he was a mediocre student who relied on legacy affirmative action for the
children of rich alumni to get into a top prep school and college. Never
mind that he rode his family connections in business and politics.
Imagine a country where on top of discrimination comes insult. It’s common
for people of color to get none of the credit when they succeed—portrayed
as undeserving beneficiaries of affirmative action and “reverse discrimination”—and
all of the blame when they fail.
Imagine a country where a then presidential press secretary boasted to
reporters: “You can say anything you want in a debate, and 80 million people
hear it. If reporters then document that a candidate spoke untruthfully,
so what? Maybe 200 people read it, or 2,000 or 20,000.”
Imagine a country where politicians and judges whose views were formerly
considered far right on the political spectrum now rule both houses of
congress and the presidency and increasingly dominate the judiciary.
Imagine a country whose leaders misuse a fight against terrorism as camouflage
for undermining democracy. Fundamental civil liberties, including the right
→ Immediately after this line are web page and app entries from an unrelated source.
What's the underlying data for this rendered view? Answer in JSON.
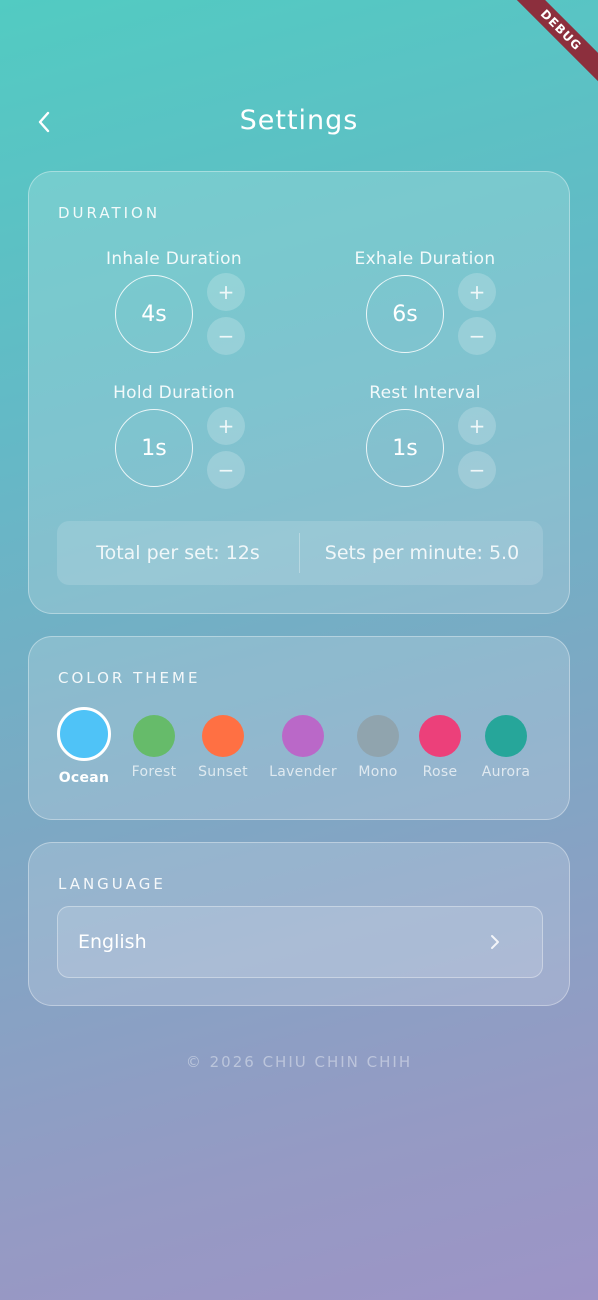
{
  "debug_banner": "DEBUG",
  "header": {
    "title": "Settings",
    "back_icon": "chevron-left-icon"
  },
  "duration": {
    "section_title": "DURATION",
    "controls": [
      {
        "label": "Inhale Duration",
        "value": "4s",
        "plus": "+",
        "minus": "−"
      },
      {
        "label": "Exhale Duration",
        "value": "6s",
        "plus": "+",
        "minus": "−"
      },
      {
        "label": "Hold Duration",
        "value": "1s",
        "plus": "+",
        "minus": "−"
      },
      {
        "label": "Rest Interval",
        "value": "1s",
        "plus": "+",
        "minus": "−"
      }
    ],
    "total_per_set": "Total per set: 12s",
    "sets_per_minute": "Sets per minute: 5.0"
  },
  "color_theme": {
    "section_title": "COLOR THEME",
    "selected": "Ocean",
    "themes": [
      {
        "name": "Ocean",
        "color": "#4fc3f7"
      },
      {
        "name": "Forest",
        "color": "#66bb6a"
      },
      {
        "name": "Sunset",
        "color": "#ff7043"
      },
      {
        "name": "Lavender",
        "color": "#ba68c8"
      },
      {
        "name": "Mono",
        "color": "#90a4ae"
      },
      {
        "name": "Rose",
        "color": "#ec407a"
      },
      {
        "name": "Aurora",
        "color": "#26a69a"
      }
    ]
  },
  "language": {
    "section_title": "LANGUAGE",
    "value": "English",
    "chevron_icon": "chevron-right-icon"
  },
  "footer": "© 2026 CHIU CHIN CHIH"
}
not to be imprisoned indefinitely on the word of government officials,
are being tossed aside. The attorney general attacked critics of administration
policy with McCarthyite words: “To those who scare peace-loving people
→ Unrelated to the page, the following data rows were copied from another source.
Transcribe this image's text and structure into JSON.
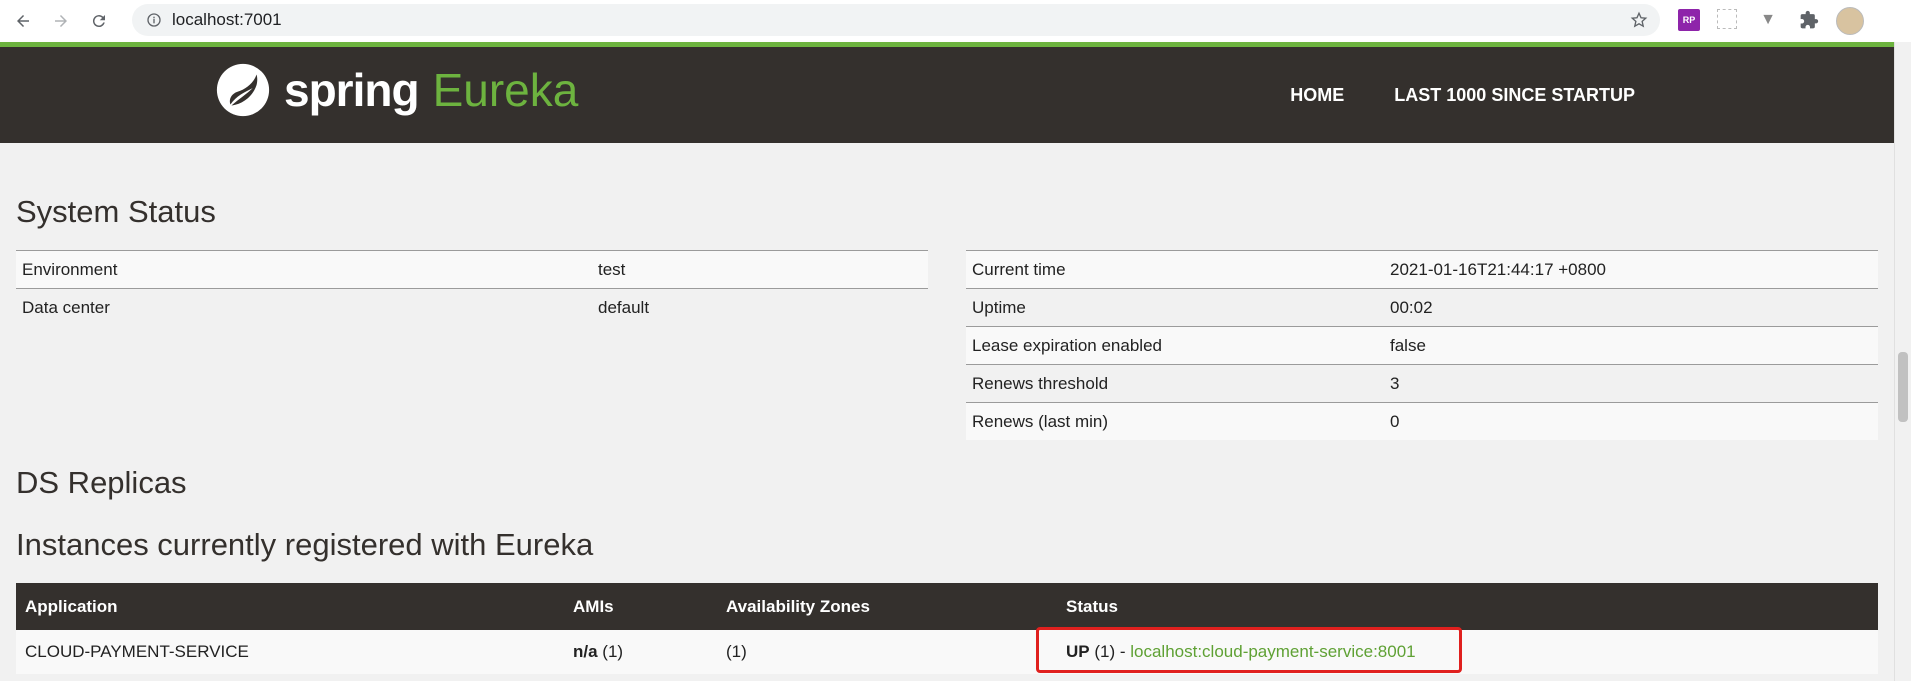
{
  "browser": {
    "url": "localhost:7001"
  },
  "header": {
    "logo_spring": "spring",
    "logo_eureka": "Eureka",
    "nav": [
      {
        "label": "HOME"
      },
      {
        "label": "LAST 1000 SINCE STARTUP"
      }
    ]
  },
  "system_status": {
    "title": "System Status",
    "left": [
      {
        "key": "Environment",
        "value": "test"
      },
      {
        "key": "Data center",
        "value": "default"
      }
    ],
    "right": [
      {
        "key": "Current time",
        "value": "2021-01-16T21:44:17 +0800"
      },
      {
        "key": "Uptime",
        "value": "00:02"
      },
      {
        "key": "Lease expiration enabled",
        "value": "false"
      },
      {
        "key": "Renews threshold",
        "value": "3"
      },
      {
        "key": "Renews (last min)",
        "value": "0"
      }
    ]
  },
  "ds_replicas": {
    "title": "DS Replicas"
  },
  "instances": {
    "title": "Instances currently registered with Eureka",
    "columns": [
      "Application",
      "AMIs",
      "Availability Zones",
      "Status"
    ],
    "rows": [
      {
        "application": "CLOUD-PAYMENT-SERVICE",
        "amis_bold": "n/a",
        "amis_count": " (1)",
        "zones": "(1)",
        "status_bold": "UP",
        "status_count": " (1) - ",
        "status_link": "localhost:cloud-payment-service:8001"
      }
    ]
  },
  "colors": {
    "brand_green": "#6db33f",
    "header_bg": "#34302d",
    "highlight": "#e0201e"
  }
}
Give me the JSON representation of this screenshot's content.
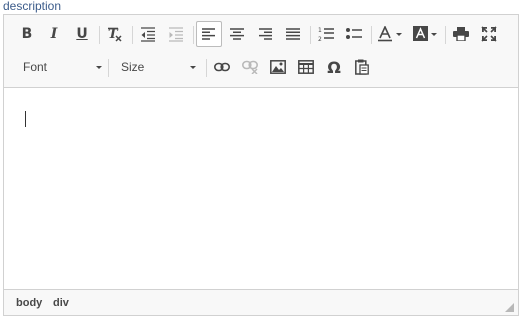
{
  "field": {
    "label": "description"
  },
  "toolbar": {
    "bold_label": "B",
    "italic_label": "I",
    "underline_label": "U",
    "font_combo": {
      "value": "Font"
    },
    "size_combo": {
      "value": "Size"
    },
    "special_char_label": "Ω",
    "icons": [
      "bold-icon",
      "italic-icon",
      "underline-icon",
      "remove-format-icon",
      "decrease-indent-icon",
      "increase-indent-icon",
      "align-left-icon",
      "align-center-icon",
      "align-right-icon",
      "justify-icon",
      "numbered-list-icon",
      "bulleted-list-icon",
      "text-color-icon",
      "background-color-icon",
      "print-icon",
      "maximize-icon",
      "link-icon",
      "unlink-icon",
      "image-icon",
      "table-icon",
      "special-character-icon",
      "paste-from-word-icon"
    ],
    "states": {
      "align_left": "active",
      "increase_indent": "disabled",
      "unlink": "disabled"
    }
  },
  "statusbar": {
    "path": [
      "body",
      "div"
    ]
  },
  "colors": {
    "toolbar_bg": "#f8f8f8",
    "border": "#d1d1d1",
    "label": "#3b5b8a",
    "icon": "#474747"
  }
}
with phantoms of lost liberty, my message is this: Your tactics only aid
terrorists for they erode our national unity…They give ammunition to
[our] enemies and pause to [our] friends.” The attorney general would burn
democracy in the name of saving it.
It’s not Italy.
It’s the United States.
Decades ago Martin Luther King Jr. called on us to take the high road in
Where Do We Go From Here: Chaos or Community? King wrote: “A true revolution
of values will soon cause us to question the fairness and justice of many
of our past and present policies. We are called to play the good Samaritan
on life’s roadside; but…one day the whole Jericho road must be transformed
so that men and women will not be beaten and robbed as they make their
journey through life…. A true revolution of values will soon look uneasily
on the glaring contrast of poverty and wealth….There is nothing but a
lack of social vision to prevent us from paying an adequate wage to every
American citizen whether he be a hospital worker, laundry worker, maid
or day laborer. There is nothing except shortsightedness to prevent us
from guaranteeing an annual minimum—and livable—income for every American
Holly Sklar is the coauthor of Raise The Floor: Wages and Policies That
Work For All Of Us.